▶ [DATA EXCERPTS]:
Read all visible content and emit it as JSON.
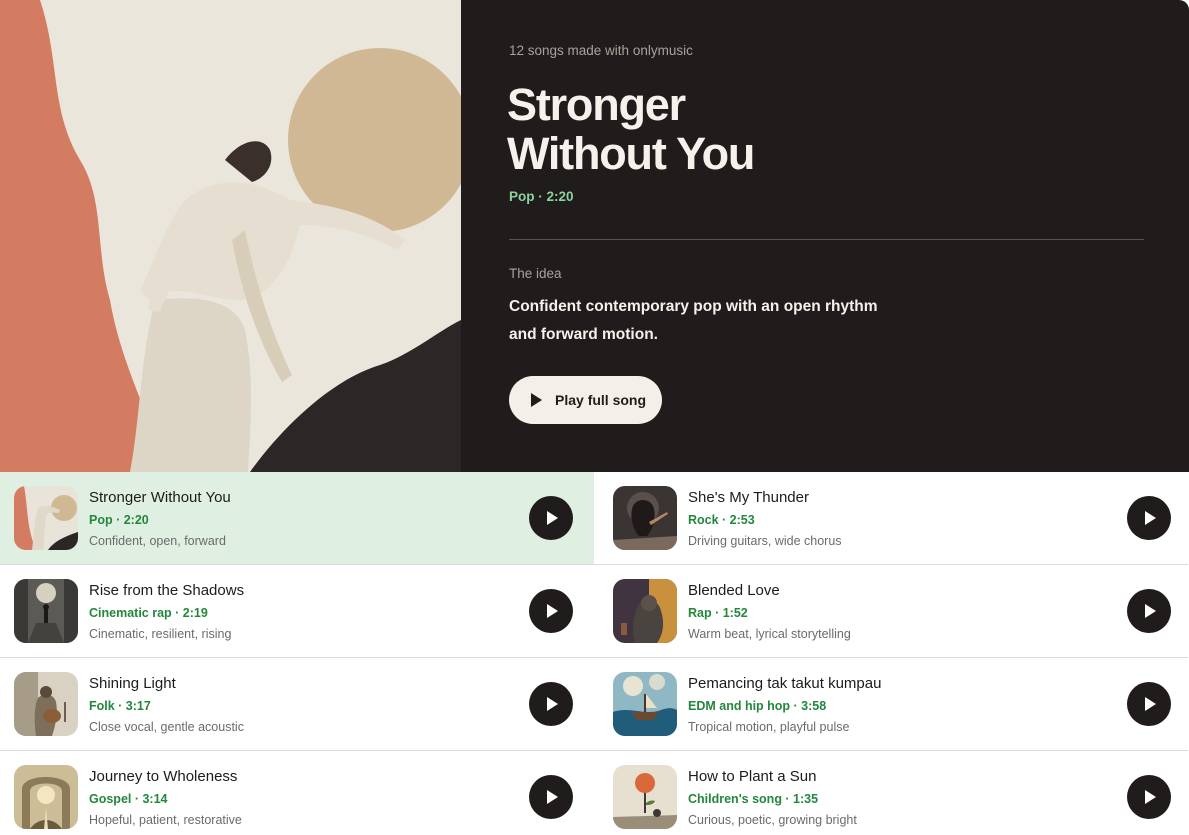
{
  "hero": {
    "count_text": "12 songs made with onlymusic",
    "title_line1": "Stronger",
    "title_line2": "Without You",
    "meta": "Pop · 2:20",
    "idea_label": "The idea",
    "idea_text": "Confident contemporary pop with an open rhythm and forward motion.",
    "play_label": "Play full song",
    "artwork_icon": "woman-dancing-collage-artwork"
  },
  "songs": [
    {
      "title": "Stronger Without You",
      "meta": "Pop · 2:20",
      "desc": "Confident, open, forward",
      "active": true,
      "thumb_icon": "dancer-thumbnail"
    },
    {
      "title": "She's My Thunder",
      "meta": "Rock · 2:53",
      "desc": "Driving guitars, wide chorus",
      "active": false,
      "thumb_icon": "guitarist-thumbnail"
    },
    {
      "title": "Rise from the Shadows",
      "meta": "Cinematic rap · 2:19",
      "desc": "Cinematic, resilient, rising",
      "active": false,
      "thumb_icon": "stairs-figure-thumbnail"
    },
    {
      "title": "Blended Love",
      "meta": "Rap · 1:52",
      "desc": "Warm beat, lyrical storytelling",
      "active": false,
      "thumb_icon": "gorilla-thumbnail"
    },
    {
      "title": "Shining Light",
      "meta": "Folk · 3:17",
      "desc": "Close vocal, gentle acoustic",
      "active": false,
      "thumb_icon": "acoustic-player-thumbnail"
    },
    {
      "title": "Pemancing tak takut kumpau",
      "meta": "EDM and hip hop · 3:58",
      "desc": "Tropical motion, playful pulse",
      "active": false,
      "thumb_icon": "boat-at-sea-thumbnail"
    },
    {
      "title": "Journey to Wholeness",
      "meta": "Gospel · 3:14",
      "desc": "Hopeful, patient, restorative",
      "active": false,
      "thumb_icon": "arch-path-thumbnail"
    },
    {
      "title": "How to Plant a Sun",
      "meta": "Children's song · 1:35",
      "desc": "Curious, poetic, growing bright",
      "active": false,
      "thumb_icon": "sun-seedling-thumbnail"
    }
  ],
  "colors": {
    "hero_panel": "#1f1c1b",
    "accent_green": "#23873c",
    "hero_green": "#8fd19e",
    "active_row": "#dfefe2",
    "play_button": "#1f1c1b"
  }
}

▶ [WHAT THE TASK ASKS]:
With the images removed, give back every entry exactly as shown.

▶ [RESPONSE TO THIS EXERCISE]:
Read all visible content and emit it as JSON.
{
  "hero": {
    "count_text": "12 songs made with onlymusic",
    "title_line1": "Stronger",
    "title_line2": "Without You",
    "meta": "Pop · 2:20",
    "idea_label": "The idea",
    "idea_text": "Confident contemporary pop with an open rhythm and forward motion.",
    "play_label": "Play full song",
    "artwork_icon": "woman-dancing-collage-artwork"
  },
  "songs": [
    {
      "title": "Stronger Without You",
      "meta": "Pop · 2:20",
      "desc": "Confident, open, forward",
      "active": true,
      "thumb_icon": "dancer-thumbnail"
    },
    {
      "title": "She's My Thunder",
      "meta": "Rock · 2:53",
      "desc": "Driving guitars, wide chorus",
      "active": false,
      "thumb_icon": "guitarist-thumbnail"
    },
    {
      "title": "Rise from the Shadows",
      "meta": "Cinematic rap · 2:19",
      "desc": "Cinematic, resilient, rising",
      "active": false,
      "thumb_icon": "stairs-figure-thumbnail"
    },
    {
      "title": "Blended Love",
      "meta": "Rap · 1:52",
      "desc": "Warm beat, lyrical storytelling",
      "active": false,
      "thumb_icon": "gorilla-thumbnail"
    },
    {
      "title": "Shining Light",
      "meta": "Folk · 3:17",
      "desc": "Close vocal, gentle acoustic",
      "active": false,
      "thumb_icon": "acoustic-player-thumbnail"
    },
    {
      "title": "Pemancing tak takut kumpau",
      "meta": "EDM and hip hop · 3:58",
      "desc": "Tropical motion, playful pulse",
      "active": false,
      "thumb_icon": "boat-at-sea-thumbnail"
    },
    {
      "title": "Journey to Wholeness",
      "meta": "Gospel · 3:14",
      "desc": "Hopeful, patient, restorative",
      "active": false,
      "thumb_icon": "arch-path-thumbnail"
    },
    {
      "title": "How to Plant a Sun",
      "meta": "Children's song · 1:35",
      "desc": "Curious, poetic, growing bright",
      "active": false,
      "thumb_icon": "sun-seedling-thumbnail"
    }
  ],
  "colors": {
    "hero_panel": "#1f1c1b",
    "accent_green": "#23873c",
    "hero_green": "#8fd19e",
    "active_row": "#dfefe2",
    "play_button": "#1f1c1b"
  }
}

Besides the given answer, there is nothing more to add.